- **Data provided**
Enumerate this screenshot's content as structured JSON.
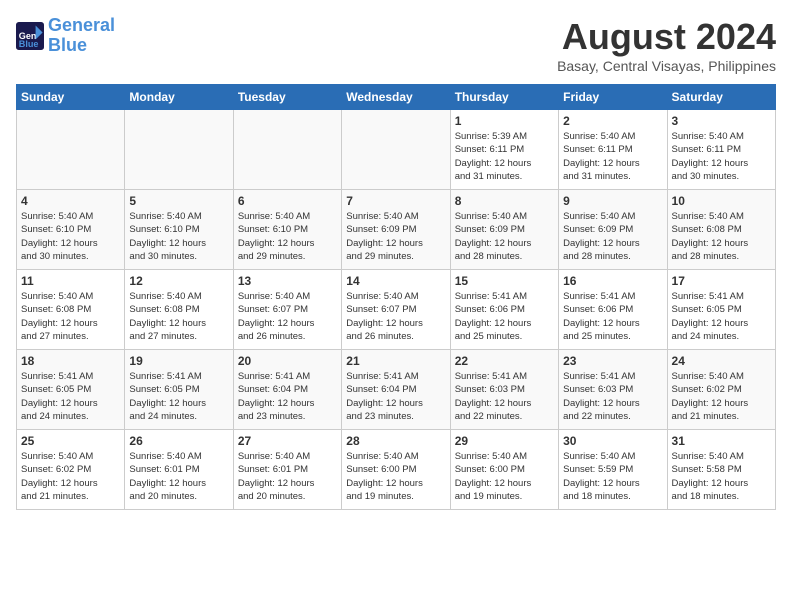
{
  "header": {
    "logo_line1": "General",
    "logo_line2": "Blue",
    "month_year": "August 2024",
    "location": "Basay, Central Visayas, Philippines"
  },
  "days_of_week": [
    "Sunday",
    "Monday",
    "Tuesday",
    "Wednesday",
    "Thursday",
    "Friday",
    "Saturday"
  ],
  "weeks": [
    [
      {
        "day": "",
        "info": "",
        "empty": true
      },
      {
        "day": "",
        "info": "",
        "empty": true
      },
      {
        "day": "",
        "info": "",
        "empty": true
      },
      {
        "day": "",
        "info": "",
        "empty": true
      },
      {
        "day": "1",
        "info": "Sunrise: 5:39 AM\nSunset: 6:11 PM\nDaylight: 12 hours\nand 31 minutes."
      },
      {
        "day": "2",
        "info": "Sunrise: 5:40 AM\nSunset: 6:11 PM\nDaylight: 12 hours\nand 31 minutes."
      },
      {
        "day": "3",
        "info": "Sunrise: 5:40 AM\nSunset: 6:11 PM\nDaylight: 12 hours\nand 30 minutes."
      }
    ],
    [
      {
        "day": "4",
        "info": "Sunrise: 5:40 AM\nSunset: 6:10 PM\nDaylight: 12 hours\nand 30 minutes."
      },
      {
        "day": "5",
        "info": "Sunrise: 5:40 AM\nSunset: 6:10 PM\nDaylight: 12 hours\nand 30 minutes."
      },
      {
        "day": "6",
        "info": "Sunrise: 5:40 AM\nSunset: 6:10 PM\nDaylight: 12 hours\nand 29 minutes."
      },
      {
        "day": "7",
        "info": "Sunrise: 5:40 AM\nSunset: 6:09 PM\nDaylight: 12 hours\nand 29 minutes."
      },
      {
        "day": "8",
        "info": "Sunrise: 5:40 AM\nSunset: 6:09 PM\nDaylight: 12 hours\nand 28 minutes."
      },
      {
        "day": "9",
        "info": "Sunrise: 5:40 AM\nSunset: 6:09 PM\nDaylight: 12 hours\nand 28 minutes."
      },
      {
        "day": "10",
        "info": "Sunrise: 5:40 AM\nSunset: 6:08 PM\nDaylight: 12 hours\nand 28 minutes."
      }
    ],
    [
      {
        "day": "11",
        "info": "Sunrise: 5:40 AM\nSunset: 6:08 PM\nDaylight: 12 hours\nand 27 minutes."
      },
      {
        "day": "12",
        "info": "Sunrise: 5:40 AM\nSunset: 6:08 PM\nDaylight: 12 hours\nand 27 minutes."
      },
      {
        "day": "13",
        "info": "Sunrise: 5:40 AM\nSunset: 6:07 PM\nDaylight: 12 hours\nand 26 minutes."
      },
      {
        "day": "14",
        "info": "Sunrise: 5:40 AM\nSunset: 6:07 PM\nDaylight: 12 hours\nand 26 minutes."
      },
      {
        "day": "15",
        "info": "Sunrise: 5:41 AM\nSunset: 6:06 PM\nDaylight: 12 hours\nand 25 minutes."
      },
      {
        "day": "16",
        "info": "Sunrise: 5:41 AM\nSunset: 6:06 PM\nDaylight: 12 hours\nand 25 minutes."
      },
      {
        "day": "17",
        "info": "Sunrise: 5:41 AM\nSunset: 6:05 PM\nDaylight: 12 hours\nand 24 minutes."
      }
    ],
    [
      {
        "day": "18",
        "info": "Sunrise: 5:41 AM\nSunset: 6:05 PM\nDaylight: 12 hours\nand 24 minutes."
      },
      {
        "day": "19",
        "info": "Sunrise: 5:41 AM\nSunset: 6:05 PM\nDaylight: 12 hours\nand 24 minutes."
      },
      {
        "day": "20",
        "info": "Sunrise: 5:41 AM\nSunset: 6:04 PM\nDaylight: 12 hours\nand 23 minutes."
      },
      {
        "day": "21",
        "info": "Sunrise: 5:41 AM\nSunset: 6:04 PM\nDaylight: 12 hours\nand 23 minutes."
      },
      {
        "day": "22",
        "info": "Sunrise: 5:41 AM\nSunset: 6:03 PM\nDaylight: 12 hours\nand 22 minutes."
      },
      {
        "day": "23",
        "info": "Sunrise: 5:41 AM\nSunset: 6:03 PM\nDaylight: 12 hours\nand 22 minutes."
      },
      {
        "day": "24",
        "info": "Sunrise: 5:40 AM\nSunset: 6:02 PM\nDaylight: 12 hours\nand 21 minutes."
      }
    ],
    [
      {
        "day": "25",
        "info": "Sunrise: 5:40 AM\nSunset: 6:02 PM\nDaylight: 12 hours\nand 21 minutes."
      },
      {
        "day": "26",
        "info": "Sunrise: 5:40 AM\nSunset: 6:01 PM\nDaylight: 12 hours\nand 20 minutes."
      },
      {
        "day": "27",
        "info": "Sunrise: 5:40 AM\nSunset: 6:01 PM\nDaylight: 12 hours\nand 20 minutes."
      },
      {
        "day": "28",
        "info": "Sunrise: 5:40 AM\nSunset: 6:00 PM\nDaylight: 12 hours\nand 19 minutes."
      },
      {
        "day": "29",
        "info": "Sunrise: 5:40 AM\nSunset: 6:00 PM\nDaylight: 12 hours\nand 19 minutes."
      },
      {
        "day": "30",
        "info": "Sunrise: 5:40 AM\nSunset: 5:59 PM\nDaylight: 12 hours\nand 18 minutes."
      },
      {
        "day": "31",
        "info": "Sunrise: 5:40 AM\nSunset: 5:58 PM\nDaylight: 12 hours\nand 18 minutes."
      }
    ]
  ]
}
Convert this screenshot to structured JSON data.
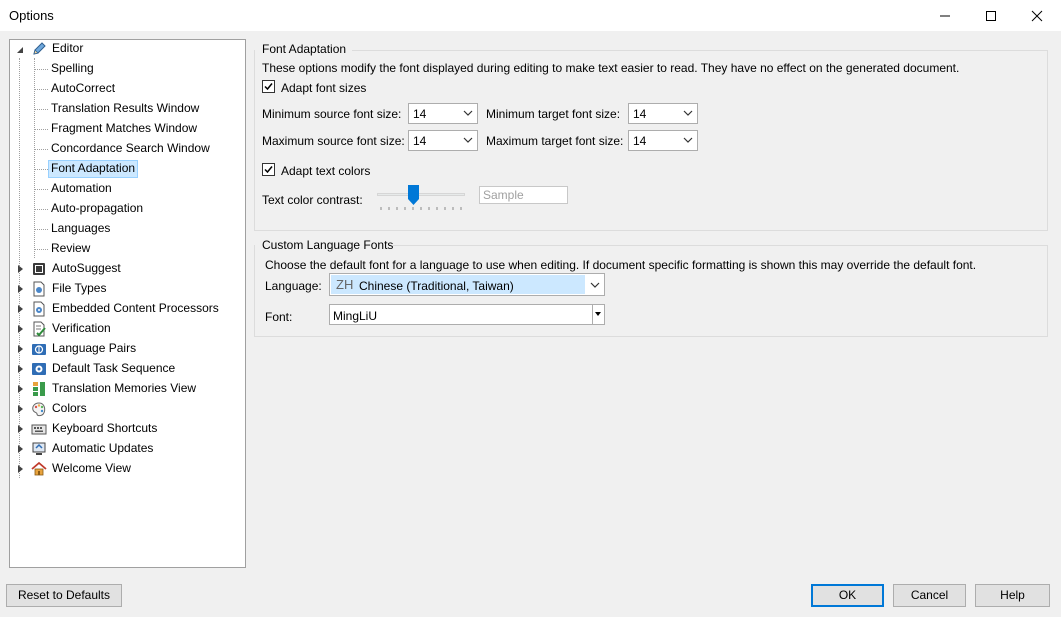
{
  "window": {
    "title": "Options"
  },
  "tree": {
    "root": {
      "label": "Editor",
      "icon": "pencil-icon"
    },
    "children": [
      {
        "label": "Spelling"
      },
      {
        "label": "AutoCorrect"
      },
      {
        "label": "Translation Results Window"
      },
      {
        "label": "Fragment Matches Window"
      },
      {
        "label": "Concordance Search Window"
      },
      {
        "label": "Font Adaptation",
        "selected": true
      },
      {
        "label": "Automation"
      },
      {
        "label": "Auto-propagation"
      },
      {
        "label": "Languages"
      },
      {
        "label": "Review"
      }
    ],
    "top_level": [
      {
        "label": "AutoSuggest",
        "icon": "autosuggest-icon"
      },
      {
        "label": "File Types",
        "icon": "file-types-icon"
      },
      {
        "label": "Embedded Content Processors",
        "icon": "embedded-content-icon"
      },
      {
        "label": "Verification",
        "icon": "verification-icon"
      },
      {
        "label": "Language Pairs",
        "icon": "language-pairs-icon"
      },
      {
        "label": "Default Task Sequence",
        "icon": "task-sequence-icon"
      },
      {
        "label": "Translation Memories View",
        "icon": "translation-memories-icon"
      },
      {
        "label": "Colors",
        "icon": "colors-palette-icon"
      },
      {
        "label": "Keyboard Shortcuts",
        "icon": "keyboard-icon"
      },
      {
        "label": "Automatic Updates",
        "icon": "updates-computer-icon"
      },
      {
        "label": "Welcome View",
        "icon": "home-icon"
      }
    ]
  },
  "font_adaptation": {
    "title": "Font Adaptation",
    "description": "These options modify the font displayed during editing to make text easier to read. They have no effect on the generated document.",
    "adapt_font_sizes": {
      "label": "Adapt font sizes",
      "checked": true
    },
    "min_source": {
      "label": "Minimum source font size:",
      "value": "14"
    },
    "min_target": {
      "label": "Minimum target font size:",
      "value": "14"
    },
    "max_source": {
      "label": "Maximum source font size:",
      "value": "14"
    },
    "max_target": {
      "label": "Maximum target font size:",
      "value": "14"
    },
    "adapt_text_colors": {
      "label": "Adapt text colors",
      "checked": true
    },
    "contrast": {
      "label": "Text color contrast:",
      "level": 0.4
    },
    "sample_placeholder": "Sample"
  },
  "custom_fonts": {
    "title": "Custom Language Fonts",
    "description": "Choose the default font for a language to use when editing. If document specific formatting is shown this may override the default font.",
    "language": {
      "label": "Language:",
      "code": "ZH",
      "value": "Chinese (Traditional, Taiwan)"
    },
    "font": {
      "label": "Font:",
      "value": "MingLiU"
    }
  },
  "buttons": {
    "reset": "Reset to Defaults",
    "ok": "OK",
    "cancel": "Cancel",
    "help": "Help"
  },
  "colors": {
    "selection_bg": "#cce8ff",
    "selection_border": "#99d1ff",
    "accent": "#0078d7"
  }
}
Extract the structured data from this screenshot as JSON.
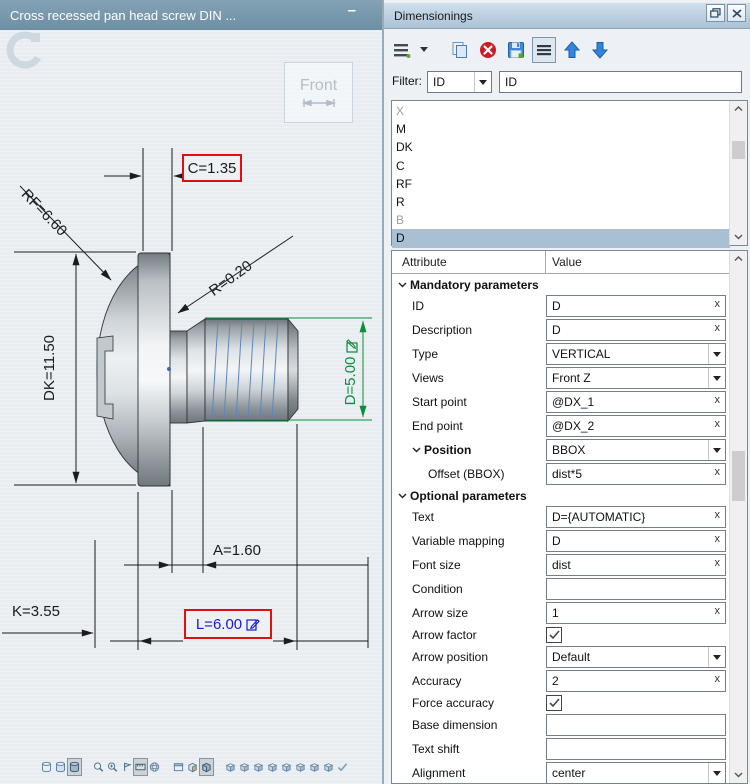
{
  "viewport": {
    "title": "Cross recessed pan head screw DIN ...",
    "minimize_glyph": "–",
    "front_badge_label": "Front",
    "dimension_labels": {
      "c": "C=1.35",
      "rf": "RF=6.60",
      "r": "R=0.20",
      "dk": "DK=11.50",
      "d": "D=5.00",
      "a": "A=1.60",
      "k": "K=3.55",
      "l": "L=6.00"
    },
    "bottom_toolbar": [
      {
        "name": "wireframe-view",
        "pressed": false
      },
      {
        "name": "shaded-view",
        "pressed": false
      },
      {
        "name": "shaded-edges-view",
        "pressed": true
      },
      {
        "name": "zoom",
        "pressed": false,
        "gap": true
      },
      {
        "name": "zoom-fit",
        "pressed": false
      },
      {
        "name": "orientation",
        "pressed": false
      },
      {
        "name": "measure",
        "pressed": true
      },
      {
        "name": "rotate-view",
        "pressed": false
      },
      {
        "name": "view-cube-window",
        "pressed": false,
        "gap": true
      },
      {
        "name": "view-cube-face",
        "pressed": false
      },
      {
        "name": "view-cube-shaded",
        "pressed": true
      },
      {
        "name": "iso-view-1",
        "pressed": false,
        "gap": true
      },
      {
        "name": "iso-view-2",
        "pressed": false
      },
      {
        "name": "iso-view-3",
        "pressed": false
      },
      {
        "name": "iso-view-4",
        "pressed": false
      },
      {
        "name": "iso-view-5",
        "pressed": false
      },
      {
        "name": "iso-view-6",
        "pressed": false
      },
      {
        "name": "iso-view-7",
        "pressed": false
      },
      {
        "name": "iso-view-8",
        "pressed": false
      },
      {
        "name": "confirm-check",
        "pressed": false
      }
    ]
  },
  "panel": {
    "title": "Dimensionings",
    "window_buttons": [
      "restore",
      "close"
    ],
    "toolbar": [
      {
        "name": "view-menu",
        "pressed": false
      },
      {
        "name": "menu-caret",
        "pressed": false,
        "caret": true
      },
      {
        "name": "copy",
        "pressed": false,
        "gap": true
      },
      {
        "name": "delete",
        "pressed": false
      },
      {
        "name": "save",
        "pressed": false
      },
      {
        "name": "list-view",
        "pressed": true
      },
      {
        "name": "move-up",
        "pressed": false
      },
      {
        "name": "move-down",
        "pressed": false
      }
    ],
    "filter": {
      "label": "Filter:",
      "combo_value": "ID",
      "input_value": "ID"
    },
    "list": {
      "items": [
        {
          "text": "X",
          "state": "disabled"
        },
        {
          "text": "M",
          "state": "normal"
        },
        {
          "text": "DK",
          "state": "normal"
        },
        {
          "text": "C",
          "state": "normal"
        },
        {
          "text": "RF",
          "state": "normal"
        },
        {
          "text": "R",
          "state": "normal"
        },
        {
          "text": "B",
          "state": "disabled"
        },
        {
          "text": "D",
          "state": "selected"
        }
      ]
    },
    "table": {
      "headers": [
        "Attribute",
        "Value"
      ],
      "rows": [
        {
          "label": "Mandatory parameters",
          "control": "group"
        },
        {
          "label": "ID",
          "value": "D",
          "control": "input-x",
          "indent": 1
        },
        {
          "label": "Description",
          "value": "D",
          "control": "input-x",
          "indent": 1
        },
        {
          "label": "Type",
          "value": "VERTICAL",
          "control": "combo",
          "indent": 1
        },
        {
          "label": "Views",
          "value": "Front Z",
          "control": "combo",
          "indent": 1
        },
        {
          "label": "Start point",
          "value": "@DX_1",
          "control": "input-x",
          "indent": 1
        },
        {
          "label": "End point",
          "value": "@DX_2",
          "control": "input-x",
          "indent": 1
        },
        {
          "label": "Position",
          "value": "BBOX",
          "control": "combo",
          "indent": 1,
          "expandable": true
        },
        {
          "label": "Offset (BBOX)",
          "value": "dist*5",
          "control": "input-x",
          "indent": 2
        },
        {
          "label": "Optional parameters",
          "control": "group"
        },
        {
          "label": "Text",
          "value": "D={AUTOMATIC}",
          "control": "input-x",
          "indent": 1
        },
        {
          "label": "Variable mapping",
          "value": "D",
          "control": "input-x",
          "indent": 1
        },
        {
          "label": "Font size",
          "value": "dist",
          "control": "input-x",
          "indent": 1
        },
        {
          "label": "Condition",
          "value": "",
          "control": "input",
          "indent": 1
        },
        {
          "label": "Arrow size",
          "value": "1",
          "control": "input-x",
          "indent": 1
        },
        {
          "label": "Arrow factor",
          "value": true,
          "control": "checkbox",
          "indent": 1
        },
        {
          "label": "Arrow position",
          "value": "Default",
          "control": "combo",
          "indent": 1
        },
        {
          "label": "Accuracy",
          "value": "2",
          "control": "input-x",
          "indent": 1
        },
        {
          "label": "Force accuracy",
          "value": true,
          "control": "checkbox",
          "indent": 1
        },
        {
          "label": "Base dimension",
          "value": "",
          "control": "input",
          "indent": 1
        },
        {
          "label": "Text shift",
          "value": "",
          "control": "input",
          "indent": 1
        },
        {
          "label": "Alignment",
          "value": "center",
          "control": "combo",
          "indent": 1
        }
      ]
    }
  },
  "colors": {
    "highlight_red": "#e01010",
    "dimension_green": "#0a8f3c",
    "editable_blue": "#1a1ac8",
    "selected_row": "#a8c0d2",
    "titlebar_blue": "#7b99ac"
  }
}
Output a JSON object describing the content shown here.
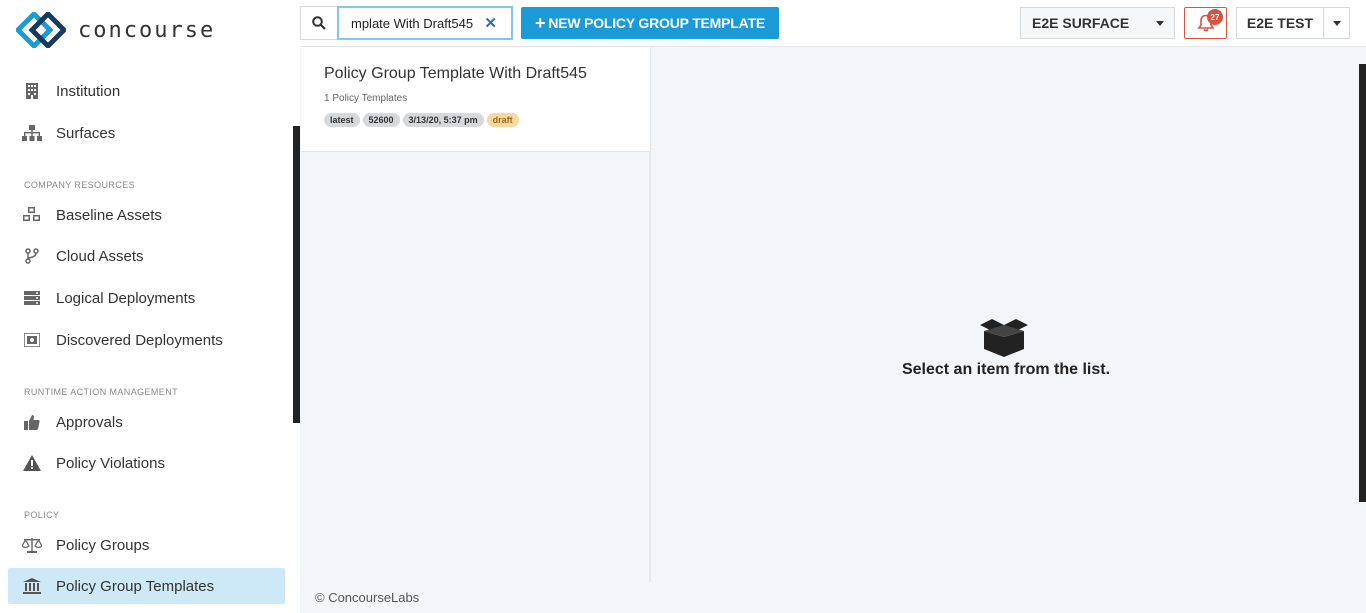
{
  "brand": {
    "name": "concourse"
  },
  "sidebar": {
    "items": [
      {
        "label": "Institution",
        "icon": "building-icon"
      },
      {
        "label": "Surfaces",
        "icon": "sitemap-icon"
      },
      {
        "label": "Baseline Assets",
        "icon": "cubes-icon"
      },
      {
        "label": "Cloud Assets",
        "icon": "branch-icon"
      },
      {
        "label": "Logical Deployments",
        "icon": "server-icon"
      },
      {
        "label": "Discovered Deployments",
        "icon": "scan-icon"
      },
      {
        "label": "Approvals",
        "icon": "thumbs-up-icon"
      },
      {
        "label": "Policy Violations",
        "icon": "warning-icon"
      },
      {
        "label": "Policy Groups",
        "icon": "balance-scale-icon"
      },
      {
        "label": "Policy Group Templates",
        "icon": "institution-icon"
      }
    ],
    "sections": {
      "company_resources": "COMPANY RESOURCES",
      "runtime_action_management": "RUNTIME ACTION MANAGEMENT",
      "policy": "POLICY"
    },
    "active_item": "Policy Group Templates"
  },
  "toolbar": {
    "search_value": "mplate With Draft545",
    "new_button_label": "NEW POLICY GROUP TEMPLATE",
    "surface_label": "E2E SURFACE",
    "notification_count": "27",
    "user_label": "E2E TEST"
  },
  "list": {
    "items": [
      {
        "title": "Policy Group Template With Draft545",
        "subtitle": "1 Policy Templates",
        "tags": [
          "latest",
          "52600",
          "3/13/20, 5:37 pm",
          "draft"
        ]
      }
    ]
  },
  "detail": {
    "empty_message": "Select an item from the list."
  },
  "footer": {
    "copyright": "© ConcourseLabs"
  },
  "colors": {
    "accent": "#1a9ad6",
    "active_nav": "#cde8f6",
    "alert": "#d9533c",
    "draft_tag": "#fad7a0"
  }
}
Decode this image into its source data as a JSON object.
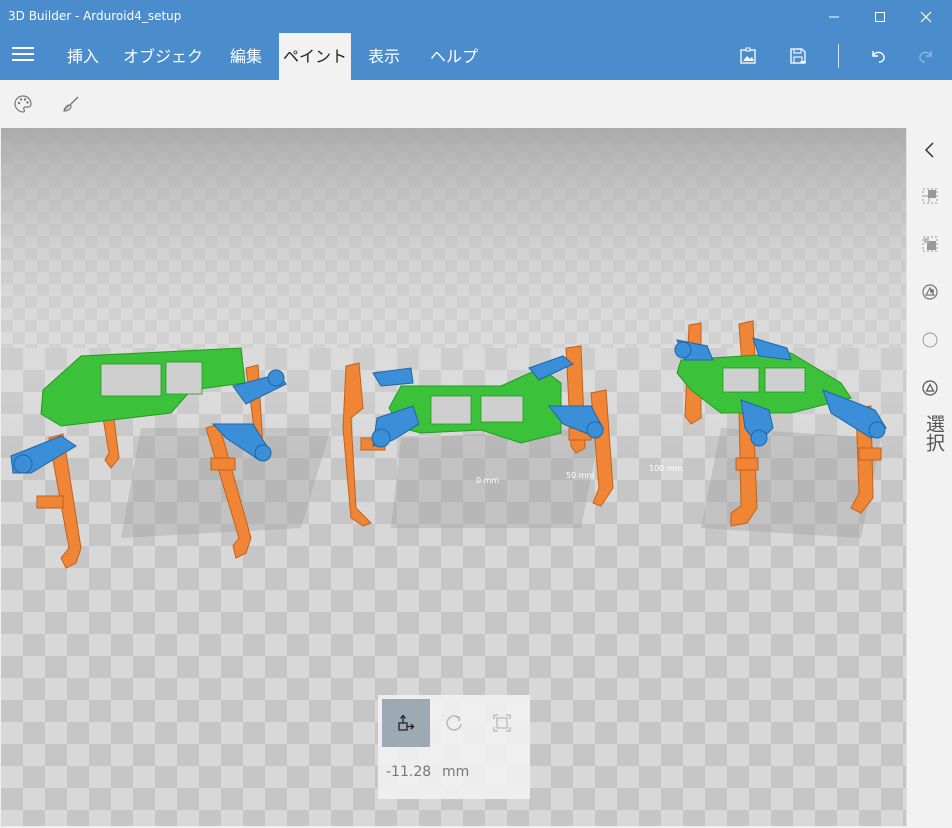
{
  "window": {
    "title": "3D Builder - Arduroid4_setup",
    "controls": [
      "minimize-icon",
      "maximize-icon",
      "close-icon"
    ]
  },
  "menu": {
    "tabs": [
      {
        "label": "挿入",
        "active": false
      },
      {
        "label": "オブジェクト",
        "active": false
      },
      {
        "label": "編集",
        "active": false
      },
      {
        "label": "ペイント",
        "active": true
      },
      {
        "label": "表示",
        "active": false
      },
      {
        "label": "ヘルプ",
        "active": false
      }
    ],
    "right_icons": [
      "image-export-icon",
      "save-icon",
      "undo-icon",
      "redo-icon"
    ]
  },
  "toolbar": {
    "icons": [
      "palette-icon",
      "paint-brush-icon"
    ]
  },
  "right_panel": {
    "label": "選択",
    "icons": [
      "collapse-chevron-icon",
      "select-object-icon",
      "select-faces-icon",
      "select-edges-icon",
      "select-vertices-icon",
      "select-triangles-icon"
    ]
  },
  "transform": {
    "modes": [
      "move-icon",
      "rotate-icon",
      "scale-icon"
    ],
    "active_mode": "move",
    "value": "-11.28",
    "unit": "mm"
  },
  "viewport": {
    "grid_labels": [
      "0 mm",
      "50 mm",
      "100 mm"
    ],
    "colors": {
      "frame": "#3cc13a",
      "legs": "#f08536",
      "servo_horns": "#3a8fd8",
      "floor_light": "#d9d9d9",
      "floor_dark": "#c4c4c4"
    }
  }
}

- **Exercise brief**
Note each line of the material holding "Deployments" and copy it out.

- **Response to the task**
        "label": "Logical Deployments",
        "label": "Discovered Deployments",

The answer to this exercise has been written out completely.